The task
If a line in the entries below holds the string "tristopher", copy it.

Input data
= Beginning of Section =

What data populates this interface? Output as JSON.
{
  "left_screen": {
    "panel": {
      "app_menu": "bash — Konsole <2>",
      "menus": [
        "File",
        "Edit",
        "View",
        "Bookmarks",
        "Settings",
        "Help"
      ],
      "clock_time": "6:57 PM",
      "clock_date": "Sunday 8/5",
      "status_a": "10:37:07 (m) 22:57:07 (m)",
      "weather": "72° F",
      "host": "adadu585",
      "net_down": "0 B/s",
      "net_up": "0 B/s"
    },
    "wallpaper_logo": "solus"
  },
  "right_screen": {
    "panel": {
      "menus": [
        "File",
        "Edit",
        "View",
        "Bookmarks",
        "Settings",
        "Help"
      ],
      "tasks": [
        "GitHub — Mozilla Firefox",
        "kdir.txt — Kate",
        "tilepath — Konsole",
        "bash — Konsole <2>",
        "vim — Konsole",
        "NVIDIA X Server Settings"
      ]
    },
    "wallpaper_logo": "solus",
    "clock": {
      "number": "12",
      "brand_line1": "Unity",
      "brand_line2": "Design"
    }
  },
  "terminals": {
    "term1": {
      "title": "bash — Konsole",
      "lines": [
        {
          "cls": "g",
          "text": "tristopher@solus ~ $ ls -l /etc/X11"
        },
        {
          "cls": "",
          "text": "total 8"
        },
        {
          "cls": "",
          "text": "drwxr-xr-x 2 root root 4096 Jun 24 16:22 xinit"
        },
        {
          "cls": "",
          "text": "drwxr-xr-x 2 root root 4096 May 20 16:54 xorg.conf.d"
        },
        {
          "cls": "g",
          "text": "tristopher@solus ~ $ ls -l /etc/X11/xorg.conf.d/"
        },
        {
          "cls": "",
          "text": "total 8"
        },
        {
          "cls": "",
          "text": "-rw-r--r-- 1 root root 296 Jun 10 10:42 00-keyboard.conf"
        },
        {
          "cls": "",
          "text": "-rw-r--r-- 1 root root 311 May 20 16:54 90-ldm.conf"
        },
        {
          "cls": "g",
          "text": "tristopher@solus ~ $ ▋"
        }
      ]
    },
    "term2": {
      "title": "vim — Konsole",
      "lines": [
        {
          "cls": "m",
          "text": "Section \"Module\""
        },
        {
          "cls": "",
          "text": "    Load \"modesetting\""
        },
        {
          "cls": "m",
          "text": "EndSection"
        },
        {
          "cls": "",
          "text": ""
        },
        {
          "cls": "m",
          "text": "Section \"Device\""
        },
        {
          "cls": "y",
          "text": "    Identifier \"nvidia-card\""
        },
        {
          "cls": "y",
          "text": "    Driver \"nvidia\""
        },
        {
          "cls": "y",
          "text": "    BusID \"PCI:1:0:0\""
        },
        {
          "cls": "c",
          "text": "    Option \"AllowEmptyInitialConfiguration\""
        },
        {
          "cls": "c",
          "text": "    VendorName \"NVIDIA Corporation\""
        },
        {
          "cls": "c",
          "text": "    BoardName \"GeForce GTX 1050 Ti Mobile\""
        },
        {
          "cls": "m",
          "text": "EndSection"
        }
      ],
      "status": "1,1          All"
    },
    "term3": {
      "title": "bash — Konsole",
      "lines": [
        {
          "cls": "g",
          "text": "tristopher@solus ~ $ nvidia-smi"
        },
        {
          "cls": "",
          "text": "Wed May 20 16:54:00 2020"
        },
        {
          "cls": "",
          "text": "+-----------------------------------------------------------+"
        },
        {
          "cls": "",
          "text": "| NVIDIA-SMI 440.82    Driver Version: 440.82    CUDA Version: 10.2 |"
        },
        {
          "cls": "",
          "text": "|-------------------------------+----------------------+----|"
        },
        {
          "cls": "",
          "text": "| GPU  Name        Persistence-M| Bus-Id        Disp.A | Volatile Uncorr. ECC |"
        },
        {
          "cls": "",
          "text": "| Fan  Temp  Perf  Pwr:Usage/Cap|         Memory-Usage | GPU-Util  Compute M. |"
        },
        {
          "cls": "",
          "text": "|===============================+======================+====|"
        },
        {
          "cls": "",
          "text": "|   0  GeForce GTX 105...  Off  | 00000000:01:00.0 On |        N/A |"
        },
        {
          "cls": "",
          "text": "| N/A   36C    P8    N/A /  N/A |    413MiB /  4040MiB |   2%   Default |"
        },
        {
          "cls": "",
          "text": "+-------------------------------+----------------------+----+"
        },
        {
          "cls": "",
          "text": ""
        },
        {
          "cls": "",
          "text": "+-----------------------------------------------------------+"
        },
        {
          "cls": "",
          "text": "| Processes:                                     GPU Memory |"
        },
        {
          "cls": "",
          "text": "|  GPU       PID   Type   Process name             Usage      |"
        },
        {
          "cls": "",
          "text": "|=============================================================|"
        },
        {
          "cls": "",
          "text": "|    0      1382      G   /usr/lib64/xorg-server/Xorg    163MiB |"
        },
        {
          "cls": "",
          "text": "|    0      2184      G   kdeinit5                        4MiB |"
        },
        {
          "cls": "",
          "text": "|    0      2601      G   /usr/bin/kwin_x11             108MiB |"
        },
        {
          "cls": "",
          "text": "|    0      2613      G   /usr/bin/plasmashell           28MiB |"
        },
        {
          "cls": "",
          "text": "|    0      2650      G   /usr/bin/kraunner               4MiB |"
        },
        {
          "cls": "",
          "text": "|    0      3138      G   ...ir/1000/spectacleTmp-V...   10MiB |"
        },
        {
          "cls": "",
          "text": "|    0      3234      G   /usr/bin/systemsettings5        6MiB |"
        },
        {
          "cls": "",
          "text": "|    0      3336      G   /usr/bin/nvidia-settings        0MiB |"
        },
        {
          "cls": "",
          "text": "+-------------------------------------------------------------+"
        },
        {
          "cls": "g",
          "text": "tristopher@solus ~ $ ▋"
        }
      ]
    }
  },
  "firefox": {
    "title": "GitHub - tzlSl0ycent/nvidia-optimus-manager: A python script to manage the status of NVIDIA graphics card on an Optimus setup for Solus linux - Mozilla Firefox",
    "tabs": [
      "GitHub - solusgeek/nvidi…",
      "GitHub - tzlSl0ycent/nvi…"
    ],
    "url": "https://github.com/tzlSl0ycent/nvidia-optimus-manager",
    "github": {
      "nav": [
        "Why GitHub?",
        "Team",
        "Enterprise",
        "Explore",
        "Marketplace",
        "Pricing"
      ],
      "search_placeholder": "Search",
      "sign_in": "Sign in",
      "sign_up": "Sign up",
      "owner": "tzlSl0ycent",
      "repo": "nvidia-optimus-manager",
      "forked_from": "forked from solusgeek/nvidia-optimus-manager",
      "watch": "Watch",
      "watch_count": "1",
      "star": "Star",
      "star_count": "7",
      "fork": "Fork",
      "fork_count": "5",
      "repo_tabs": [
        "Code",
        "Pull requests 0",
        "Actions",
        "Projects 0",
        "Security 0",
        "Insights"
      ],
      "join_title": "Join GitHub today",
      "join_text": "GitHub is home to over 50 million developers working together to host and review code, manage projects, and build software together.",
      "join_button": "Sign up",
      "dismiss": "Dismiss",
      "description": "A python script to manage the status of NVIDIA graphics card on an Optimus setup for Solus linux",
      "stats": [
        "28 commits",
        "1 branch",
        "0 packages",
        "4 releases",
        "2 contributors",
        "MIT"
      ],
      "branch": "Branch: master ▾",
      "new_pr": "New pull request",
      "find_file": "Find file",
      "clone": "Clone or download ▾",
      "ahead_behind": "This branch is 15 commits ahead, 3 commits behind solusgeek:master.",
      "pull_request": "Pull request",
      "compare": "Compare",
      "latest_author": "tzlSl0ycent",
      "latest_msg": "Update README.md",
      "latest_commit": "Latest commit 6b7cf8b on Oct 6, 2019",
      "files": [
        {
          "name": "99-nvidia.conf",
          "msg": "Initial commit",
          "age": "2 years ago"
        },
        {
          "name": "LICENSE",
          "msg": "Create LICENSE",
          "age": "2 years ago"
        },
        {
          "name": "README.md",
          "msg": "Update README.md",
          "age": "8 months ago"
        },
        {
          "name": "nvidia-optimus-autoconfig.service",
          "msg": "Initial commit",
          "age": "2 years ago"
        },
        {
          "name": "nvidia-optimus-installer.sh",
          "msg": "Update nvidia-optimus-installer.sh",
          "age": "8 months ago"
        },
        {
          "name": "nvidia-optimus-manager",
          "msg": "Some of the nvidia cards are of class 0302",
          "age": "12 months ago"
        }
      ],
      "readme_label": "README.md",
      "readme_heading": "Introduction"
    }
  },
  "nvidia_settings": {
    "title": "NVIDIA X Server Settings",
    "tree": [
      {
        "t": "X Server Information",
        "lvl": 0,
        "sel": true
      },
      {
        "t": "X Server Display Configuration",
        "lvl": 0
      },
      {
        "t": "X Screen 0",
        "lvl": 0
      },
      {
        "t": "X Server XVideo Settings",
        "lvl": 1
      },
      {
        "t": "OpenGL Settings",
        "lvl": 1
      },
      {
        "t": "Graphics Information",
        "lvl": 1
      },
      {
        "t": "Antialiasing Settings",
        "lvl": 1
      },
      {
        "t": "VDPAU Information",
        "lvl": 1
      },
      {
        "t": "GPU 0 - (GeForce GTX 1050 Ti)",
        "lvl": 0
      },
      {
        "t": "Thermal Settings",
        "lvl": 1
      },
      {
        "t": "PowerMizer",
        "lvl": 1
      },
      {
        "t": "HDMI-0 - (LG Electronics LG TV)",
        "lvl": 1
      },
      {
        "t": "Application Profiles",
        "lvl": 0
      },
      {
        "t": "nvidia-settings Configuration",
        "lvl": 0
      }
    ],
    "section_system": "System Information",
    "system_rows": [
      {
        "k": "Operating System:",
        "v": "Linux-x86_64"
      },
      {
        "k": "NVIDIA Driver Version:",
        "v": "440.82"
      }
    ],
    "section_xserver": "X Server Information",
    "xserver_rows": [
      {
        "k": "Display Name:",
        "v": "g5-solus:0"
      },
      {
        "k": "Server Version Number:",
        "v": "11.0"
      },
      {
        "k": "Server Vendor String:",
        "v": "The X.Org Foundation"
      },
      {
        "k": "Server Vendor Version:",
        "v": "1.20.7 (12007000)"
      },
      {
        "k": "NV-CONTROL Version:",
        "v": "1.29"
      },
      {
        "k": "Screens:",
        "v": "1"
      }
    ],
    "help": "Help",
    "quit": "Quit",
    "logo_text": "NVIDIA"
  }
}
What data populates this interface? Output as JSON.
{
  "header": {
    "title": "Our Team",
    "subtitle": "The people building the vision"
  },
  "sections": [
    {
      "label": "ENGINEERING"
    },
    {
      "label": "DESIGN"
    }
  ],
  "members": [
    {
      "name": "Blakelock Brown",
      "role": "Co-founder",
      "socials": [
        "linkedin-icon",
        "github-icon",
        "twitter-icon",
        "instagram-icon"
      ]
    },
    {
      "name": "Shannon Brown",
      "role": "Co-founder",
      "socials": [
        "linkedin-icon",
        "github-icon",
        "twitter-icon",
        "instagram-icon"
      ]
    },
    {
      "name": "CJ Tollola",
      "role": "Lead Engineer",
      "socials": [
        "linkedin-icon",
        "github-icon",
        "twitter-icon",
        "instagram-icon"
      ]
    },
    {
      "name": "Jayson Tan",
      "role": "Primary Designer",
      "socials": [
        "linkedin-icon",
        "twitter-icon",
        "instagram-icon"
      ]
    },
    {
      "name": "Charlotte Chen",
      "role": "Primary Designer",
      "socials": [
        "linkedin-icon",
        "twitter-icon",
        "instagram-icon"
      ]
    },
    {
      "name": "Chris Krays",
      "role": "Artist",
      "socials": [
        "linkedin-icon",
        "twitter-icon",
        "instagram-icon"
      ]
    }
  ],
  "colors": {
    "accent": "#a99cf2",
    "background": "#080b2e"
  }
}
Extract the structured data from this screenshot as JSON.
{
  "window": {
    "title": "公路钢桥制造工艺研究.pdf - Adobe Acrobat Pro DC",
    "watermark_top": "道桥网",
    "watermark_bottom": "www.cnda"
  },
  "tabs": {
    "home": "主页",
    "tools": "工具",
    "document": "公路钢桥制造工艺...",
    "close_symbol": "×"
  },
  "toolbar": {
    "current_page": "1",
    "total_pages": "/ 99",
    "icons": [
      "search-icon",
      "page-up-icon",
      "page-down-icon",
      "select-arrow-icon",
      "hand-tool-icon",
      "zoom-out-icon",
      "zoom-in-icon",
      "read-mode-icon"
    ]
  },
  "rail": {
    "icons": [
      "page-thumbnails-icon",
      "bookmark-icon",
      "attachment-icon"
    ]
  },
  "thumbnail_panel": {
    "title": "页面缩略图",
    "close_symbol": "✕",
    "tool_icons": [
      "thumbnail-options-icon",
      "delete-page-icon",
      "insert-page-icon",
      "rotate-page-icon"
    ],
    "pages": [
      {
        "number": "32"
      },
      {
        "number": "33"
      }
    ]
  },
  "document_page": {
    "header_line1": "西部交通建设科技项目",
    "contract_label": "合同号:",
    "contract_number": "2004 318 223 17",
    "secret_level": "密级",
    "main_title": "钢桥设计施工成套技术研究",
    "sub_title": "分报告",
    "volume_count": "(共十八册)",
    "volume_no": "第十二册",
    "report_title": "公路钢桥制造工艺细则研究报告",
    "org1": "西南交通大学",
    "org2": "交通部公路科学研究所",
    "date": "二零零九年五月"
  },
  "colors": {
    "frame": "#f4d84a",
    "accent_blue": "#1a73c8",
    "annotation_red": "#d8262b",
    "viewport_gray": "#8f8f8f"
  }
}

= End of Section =

Solution for this exercise
          "text": "tristopher@solus ~ $ ls -l /etc/X11"
          "text": "tristopher@solus ~ $ ls -l /etc/X11/xorg.conf.d/"
          "text": "tristopher@solus ~ $ ▋"
          "text": "tristopher@solus ~ $ nvidia-smi"
          "text": "tristopher@solus ~ $ ▋"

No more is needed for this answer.